-- Record extracts --
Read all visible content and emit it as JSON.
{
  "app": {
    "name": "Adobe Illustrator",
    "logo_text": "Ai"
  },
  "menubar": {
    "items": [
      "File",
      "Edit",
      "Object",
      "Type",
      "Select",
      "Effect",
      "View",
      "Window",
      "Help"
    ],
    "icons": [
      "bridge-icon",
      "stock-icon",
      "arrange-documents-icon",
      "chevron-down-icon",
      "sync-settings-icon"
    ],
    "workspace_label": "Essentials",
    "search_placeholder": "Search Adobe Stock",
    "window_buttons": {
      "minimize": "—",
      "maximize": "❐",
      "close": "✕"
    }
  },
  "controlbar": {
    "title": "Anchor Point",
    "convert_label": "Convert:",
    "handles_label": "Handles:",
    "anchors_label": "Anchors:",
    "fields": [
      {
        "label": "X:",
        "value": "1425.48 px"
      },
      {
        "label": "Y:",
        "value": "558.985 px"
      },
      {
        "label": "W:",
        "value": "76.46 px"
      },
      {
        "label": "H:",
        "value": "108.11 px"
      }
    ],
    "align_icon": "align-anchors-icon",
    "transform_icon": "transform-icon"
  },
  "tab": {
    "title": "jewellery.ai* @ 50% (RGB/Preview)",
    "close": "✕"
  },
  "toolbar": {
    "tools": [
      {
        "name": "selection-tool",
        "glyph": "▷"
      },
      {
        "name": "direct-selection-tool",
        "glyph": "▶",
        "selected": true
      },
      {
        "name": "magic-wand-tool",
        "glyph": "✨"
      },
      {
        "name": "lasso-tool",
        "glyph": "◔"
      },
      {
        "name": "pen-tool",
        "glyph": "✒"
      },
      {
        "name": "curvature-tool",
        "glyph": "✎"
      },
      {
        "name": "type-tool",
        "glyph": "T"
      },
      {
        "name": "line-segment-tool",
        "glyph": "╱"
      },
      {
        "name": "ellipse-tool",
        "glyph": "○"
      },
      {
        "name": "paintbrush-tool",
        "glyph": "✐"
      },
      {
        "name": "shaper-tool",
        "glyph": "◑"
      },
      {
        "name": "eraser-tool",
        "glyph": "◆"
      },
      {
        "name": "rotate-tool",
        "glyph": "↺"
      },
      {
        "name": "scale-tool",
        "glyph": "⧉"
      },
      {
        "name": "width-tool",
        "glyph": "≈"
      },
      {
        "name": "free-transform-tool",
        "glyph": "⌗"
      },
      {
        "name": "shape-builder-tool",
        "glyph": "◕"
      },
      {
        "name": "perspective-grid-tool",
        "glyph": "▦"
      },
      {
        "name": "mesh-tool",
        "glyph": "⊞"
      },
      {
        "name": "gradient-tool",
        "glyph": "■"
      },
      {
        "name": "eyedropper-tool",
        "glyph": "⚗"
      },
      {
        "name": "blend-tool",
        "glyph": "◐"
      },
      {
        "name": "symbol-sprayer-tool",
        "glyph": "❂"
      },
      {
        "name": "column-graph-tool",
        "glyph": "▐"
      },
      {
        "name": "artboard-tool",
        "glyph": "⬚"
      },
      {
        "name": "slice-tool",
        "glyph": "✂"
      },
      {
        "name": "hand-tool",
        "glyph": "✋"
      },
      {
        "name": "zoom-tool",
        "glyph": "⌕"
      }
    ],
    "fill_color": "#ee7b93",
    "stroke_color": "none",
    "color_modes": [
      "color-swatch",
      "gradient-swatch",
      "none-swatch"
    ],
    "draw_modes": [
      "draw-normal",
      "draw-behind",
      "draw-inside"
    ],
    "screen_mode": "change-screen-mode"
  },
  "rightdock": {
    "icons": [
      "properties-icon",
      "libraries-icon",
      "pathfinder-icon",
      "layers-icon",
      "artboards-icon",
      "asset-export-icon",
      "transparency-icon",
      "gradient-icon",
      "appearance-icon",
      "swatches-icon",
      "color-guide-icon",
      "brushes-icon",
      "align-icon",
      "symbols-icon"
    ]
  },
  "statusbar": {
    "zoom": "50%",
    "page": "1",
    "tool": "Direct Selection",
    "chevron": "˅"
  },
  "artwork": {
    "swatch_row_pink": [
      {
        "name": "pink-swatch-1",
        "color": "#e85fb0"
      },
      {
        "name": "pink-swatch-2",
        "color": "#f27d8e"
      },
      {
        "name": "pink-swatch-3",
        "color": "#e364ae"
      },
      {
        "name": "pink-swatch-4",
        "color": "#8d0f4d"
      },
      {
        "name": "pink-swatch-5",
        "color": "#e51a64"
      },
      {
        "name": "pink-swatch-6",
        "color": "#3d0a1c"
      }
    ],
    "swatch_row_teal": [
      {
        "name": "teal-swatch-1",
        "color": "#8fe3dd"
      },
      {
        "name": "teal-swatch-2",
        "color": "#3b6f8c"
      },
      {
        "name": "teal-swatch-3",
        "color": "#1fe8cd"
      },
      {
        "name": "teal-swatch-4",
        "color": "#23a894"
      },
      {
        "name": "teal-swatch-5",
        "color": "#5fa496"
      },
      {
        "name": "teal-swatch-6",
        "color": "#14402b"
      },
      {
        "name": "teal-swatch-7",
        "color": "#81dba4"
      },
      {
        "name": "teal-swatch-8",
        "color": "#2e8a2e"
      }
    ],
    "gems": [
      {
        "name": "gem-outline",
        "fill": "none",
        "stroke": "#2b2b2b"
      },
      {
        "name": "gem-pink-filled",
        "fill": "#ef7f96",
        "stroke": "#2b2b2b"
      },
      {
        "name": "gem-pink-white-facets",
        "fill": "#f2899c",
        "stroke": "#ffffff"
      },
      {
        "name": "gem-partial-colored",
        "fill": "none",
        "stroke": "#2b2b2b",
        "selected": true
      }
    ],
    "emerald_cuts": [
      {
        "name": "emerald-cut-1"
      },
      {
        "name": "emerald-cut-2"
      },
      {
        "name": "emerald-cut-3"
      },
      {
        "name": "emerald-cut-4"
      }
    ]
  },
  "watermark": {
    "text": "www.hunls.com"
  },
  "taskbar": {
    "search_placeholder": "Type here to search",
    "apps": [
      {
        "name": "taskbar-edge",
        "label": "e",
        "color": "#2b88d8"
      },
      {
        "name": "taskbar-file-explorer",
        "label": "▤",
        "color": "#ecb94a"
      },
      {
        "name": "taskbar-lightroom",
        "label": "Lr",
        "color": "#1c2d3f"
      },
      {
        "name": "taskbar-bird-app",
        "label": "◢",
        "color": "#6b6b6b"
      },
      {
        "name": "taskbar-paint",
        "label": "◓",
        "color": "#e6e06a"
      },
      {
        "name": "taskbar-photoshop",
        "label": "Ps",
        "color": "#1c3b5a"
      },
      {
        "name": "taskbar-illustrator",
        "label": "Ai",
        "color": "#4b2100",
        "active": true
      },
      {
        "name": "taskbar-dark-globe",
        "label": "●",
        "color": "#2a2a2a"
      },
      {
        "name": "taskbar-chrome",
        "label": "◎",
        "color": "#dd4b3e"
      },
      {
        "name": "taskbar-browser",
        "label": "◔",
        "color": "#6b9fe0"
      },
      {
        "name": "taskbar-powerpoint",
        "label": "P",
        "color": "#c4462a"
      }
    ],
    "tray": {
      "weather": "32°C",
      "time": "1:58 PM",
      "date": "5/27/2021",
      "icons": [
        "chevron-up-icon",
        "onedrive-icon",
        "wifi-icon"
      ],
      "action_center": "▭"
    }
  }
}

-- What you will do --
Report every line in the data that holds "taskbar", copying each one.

-- Task result --
  "taskbar": {
        "name": "taskbar-edge",
        "name": "taskbar-file-explorer",
        "name": "taskbar-lightroom",
        "name": "taskbar-bird-app",
        "name": "taskbar-paint",
        "name": "taskbar-photoshop",
        "name": "taskbar-illustrator",
        "name": "taskbar-dark-globe",
        "name": "taskbar-chrome",
        "name": "taskbar-browser",
        "name": "taskbar-powerpoint",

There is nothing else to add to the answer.